--- START ---

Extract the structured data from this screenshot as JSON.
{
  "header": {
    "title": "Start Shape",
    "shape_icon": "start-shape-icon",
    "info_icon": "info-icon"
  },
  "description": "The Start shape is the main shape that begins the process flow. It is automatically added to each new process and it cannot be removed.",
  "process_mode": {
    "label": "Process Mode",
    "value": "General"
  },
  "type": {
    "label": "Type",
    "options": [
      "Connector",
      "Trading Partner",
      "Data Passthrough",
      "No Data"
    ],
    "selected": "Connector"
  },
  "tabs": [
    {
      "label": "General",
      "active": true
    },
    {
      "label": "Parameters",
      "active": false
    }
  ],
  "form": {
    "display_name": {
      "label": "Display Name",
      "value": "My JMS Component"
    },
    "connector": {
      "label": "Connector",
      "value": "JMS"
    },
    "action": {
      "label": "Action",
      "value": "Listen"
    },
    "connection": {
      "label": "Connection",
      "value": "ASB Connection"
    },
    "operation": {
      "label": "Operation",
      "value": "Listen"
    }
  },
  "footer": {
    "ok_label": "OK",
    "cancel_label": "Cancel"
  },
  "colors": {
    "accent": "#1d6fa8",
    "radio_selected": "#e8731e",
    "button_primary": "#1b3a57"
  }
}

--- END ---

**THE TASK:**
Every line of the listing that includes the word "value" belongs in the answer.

**RESPONSE TO THE EXERCISE:**
    "value": "General"
      "value": "My JMS Component"
      "value": "JMS"
      "value": "Listen"
      "value": "ASB Connection"
      "value": "Listen"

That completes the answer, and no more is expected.